Spartina alterniflora, biomass, community structure, correlation, feces, flowering, grasses, habitats, mussels, mutualism, nitrogen, nutrients, primary productivity, reproductive success, salt marshes, sediments, soil density, soil nutrients, stems, New England region

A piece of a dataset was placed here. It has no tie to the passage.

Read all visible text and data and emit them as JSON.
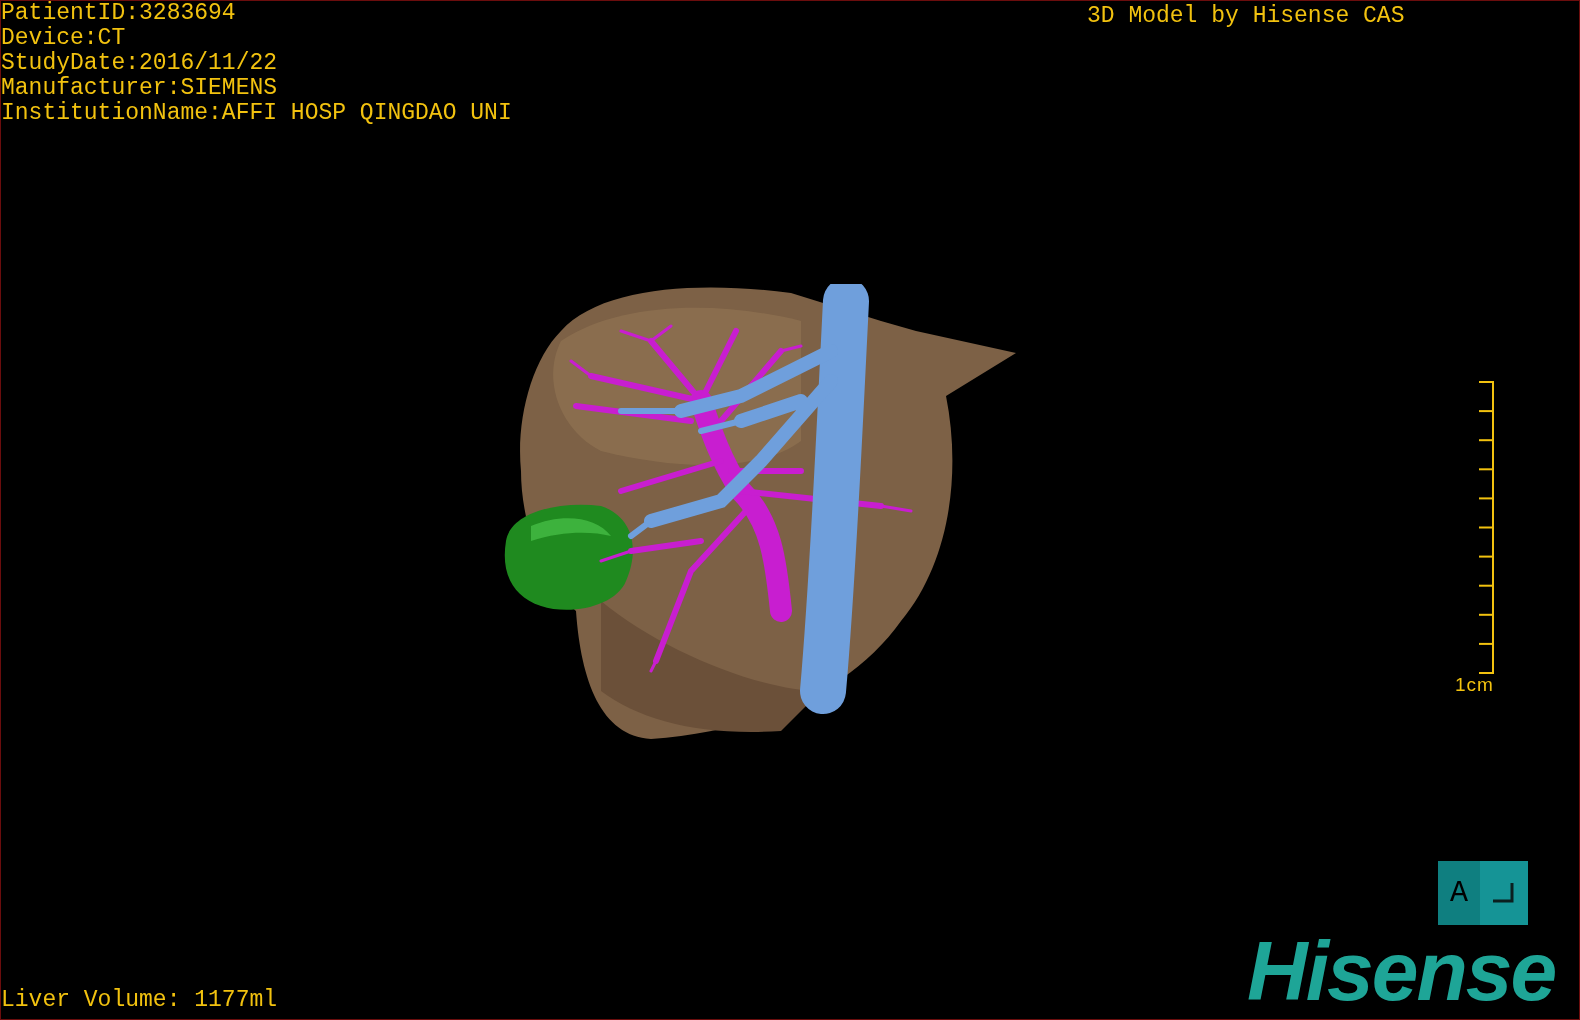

The ribbed mussel, Geukensia demissa, is commonly found associated with the salt marsh cordgrass, Spartina alterniflora. Mussels attach to the basal portion of S. alterniflora stems with strong proteinaceous byssal threads and deposit fecal material on the surrounding sediment as a byproduct of their filter—feeding activity. Here I demonstrate by manipulating mussel densities in the field that the presence of G. demissa stimulates S. alterniflora growth, and examine experimentally a number of potential mechanisms of this facilitation. In the natural habitat, mussel density is positively correlated with increased grass height, biomass, and flowering, and experimental removal and addition of mussels in these habitats demonstrates that mussels stimulate both aboveground and belowground S. alterniflora production. In tall—form S. alterniflora habitat, net primary production is positively correlated with mussel density and soil nitrogen levels. Experiments in this habitat show that mussels increase soil nitrogen, and this increase in nutrients would appear to be responsible for stimulating S. alterniflora growth. On the seaward edge of the marsh, net primary production is strongly correlated with mussel density, but not soil nutrients. On the marsh edge, mussels are shown to bind sediments and prevent erosion and physical disturbance. The relationship between S. alterniflora and G. demissa appears to represent a facultative mutualism that leads to increased marsh net primary production and stability. While previous research has shown that S. alterniflora production increases G. demissa growth and reproductive success, G. demissa also has strong stimulating effects on S. alterniflora. Nonconsumer plant—animal interactions such as the G. demissa—S. alterniflora association are potentially important determinants of marsh growth, stability, and community structure that have not been previously appreciated.